From left: Dipanjan Ghosh, Andrew Olewnik and Rei Yoshinaga are using sensors to correlate product use with consumer opinions. Photo: The Onion Studio.

by Jane Stoyle Welch

Published September 12, 2015

What if a consumer product could “observe itself” and report these observations back to a team of product designers?

That is the central question in an on-going research project that seeks to better measure consumer perceptions and customize products accordingly.

Called cyber-empathic design, the researchers are embedding sensors in a variety of everyday products such as shoes and office chairs. The sensors will be used to provide quantitative and efficient measures of consumer perceptions and how these opinions correspond to product features.

For example, this summer, volunteers at UB’s campus dining services are wearing shoes with a special insert that contains 13 sensors. The sensors monitor such things as foot dynamics, whether the subject walks on the outside of the foot, force of the impact of the foot striking the ground, temperature and other such factors in real-time. The sensor data will then be coupled with survey data and analyzed to inform the design of the shoe.

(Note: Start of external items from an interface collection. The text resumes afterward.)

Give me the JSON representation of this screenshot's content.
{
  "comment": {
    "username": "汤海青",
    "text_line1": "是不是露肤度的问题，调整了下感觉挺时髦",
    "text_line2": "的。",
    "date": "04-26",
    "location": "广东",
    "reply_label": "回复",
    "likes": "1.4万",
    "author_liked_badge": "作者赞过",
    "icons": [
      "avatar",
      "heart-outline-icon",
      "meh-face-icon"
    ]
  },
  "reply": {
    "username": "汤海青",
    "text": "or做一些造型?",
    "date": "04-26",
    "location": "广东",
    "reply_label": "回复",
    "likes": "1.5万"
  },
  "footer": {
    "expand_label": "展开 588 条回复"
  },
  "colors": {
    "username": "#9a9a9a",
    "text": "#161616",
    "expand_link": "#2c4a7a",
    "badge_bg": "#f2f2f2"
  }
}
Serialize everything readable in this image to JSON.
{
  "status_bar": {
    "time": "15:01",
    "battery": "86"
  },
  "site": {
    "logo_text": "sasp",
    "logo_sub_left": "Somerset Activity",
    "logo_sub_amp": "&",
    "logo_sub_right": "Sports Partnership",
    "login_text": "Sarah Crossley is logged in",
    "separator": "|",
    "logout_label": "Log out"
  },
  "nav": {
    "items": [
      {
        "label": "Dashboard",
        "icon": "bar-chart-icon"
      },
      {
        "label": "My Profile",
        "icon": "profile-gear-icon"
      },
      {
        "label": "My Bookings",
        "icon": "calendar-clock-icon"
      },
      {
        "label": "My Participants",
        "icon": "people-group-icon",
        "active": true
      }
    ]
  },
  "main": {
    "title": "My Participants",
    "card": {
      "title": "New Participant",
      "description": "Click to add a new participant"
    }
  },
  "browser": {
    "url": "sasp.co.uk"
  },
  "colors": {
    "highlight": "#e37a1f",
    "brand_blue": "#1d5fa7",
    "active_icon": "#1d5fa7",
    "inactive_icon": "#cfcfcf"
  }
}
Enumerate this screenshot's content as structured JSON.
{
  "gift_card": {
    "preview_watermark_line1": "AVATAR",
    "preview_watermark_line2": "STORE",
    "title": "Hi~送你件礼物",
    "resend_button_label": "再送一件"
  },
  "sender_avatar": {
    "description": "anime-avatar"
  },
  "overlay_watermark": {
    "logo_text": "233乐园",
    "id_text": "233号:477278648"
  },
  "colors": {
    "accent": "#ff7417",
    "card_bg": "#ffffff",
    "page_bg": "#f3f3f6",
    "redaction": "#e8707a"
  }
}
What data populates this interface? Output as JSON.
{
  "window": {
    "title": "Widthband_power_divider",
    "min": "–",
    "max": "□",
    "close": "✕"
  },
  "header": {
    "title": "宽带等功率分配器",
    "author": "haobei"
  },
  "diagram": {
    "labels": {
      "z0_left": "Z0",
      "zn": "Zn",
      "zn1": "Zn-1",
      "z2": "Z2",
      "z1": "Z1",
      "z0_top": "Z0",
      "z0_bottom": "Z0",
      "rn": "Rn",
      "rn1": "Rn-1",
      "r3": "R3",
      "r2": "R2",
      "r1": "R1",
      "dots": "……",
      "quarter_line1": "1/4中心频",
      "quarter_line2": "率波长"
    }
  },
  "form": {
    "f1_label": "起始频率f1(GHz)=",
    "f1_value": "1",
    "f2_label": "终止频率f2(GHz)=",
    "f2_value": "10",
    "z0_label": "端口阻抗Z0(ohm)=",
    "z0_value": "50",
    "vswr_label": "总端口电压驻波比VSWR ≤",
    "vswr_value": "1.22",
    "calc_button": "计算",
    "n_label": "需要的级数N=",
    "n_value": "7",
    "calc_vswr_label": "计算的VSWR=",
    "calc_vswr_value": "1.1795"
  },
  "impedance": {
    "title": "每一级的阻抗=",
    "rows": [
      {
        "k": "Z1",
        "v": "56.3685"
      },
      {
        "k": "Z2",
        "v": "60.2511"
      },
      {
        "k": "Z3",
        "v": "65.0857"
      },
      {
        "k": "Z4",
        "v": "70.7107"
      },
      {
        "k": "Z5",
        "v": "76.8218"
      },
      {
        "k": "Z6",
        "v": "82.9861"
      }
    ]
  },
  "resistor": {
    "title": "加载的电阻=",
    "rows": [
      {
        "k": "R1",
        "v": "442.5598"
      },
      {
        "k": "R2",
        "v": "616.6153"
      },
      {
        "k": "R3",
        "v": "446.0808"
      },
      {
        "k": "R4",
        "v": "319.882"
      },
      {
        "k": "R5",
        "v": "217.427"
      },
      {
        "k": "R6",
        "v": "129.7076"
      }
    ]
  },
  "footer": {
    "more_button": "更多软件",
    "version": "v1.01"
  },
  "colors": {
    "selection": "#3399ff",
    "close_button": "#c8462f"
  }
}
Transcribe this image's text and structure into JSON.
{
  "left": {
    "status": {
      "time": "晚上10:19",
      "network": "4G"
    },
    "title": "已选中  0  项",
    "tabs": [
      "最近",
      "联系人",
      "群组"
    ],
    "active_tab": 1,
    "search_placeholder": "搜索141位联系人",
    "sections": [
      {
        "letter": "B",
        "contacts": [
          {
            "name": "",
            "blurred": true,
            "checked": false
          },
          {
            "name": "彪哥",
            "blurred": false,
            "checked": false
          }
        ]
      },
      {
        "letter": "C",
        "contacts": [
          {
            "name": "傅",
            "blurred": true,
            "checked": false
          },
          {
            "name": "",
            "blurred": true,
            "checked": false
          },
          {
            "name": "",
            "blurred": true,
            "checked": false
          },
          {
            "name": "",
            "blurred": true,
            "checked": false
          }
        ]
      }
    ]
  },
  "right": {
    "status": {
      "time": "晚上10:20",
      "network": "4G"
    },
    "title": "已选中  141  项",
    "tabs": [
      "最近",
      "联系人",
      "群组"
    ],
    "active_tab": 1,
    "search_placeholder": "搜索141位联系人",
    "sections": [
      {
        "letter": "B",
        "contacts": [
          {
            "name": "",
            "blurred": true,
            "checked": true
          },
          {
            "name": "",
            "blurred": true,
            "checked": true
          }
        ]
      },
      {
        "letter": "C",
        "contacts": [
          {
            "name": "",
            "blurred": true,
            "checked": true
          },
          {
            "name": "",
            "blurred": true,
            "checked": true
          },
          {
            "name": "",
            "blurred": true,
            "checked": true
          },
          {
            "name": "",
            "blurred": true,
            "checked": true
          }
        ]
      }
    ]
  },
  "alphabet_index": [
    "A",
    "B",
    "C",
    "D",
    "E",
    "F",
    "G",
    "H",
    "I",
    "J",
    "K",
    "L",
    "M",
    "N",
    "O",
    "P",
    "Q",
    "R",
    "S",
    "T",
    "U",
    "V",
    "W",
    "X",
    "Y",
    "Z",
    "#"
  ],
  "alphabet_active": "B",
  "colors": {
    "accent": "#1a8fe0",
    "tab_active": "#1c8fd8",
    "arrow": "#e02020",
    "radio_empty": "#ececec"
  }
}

The results could impact the way that products are designed, tested and manufactured in the future.